In accordance with the Cabinet Resolution 9 of 2016, the UAE government established the legal basis for the exchange of information in tax-related matters and committed to implementing in more detail:
CRS law requires financial institutions to obtain financial and personal information on their non-resident clients, and to automatically exchange specified reportable information on an annual basis with other relevant jurisdictions who have committed to the CRS. This automatic information exchange is a mandatory obligation, and in the UAE, the first reporting due date for the CRS is 30 June 2018 for calendar year 2017, and then by 30 June of the year following each reporting period. Reporting is an annual event.
CRS requires that all companies are classified for CRS purposes by passing a process of due diligence and analysis of the activity and structure, in compliance with the CRS criteria and definitions, in order to decide if reporting is required and what needs to be reported.
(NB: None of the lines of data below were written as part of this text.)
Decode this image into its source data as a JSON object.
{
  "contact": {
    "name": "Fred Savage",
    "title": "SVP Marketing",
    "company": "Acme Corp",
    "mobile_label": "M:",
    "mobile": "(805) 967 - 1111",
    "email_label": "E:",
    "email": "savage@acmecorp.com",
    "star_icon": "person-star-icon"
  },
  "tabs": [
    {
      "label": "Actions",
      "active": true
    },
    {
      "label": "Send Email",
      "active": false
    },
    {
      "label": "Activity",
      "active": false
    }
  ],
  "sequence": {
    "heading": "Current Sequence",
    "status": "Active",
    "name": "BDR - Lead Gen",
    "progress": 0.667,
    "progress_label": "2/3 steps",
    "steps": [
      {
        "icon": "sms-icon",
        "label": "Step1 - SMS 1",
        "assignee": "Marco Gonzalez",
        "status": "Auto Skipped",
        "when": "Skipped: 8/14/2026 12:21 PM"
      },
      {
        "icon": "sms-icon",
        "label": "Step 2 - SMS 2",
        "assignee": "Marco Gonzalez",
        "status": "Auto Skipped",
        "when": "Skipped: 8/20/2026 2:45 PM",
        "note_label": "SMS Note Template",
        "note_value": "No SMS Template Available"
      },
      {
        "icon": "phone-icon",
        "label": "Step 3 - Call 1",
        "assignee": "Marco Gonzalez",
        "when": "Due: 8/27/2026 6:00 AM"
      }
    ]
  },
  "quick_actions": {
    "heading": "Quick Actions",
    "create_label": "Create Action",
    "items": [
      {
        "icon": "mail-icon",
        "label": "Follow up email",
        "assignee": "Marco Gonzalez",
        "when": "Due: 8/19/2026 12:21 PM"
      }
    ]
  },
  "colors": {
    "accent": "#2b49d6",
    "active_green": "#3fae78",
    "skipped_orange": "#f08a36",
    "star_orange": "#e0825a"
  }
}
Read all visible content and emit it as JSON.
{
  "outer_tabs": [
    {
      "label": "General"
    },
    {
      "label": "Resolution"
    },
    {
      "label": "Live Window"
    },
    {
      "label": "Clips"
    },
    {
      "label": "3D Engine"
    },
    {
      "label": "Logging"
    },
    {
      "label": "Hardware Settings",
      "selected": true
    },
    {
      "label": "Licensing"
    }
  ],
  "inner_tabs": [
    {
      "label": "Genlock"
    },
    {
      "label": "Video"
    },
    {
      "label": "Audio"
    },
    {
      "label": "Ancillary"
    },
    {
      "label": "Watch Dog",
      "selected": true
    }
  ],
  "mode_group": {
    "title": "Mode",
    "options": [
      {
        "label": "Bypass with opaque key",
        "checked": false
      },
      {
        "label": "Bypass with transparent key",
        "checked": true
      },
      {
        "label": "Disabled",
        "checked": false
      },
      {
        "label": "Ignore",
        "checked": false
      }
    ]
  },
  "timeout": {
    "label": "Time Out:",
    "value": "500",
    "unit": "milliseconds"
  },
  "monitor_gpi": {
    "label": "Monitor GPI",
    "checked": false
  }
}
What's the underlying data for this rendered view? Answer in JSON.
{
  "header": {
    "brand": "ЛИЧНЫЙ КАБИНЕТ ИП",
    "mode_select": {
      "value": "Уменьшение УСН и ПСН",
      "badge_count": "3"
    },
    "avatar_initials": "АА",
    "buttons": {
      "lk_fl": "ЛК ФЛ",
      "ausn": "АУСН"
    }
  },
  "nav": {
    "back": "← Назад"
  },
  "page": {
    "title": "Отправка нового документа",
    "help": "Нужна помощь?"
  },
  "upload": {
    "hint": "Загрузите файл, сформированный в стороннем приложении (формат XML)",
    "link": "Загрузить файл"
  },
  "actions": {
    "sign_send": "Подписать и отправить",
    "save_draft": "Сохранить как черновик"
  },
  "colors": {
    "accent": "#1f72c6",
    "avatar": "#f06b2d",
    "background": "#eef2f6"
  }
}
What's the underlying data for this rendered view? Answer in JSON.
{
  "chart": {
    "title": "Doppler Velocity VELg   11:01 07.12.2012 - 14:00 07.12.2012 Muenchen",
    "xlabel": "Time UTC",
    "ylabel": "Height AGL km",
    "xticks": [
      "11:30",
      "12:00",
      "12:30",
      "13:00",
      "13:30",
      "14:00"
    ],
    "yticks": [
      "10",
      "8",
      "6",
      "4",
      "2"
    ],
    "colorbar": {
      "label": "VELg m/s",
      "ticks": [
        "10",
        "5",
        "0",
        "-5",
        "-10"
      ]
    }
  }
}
Without CRS classification, it cannot be decided if there is any information to be reported or not.
There has recently been a cabinet decision that the UAE government will be reviewing the law on foreign ownership and company control. Currently, the majority of companies in the onshore UAE jurisdiction require a local Emirati partner or shareholder in order to set up their company. The proposed changes could reduce the barriers to entry for come companies, reduce business costs and further open the UAE market. These legal changes are under review, with possible implementation by year-end, and as yet we do not know what companies or sectors these changes will impact.
The UAE government is also suggesting extending the visa options for certain job titles / careers to allow 10 year visas (currently visas are renewable on a 2 or 3 year basis depending on the jurisdiction), this could allow certain nationalities to feel more secure in their future in the UAE. The changes are due to be applied by year end.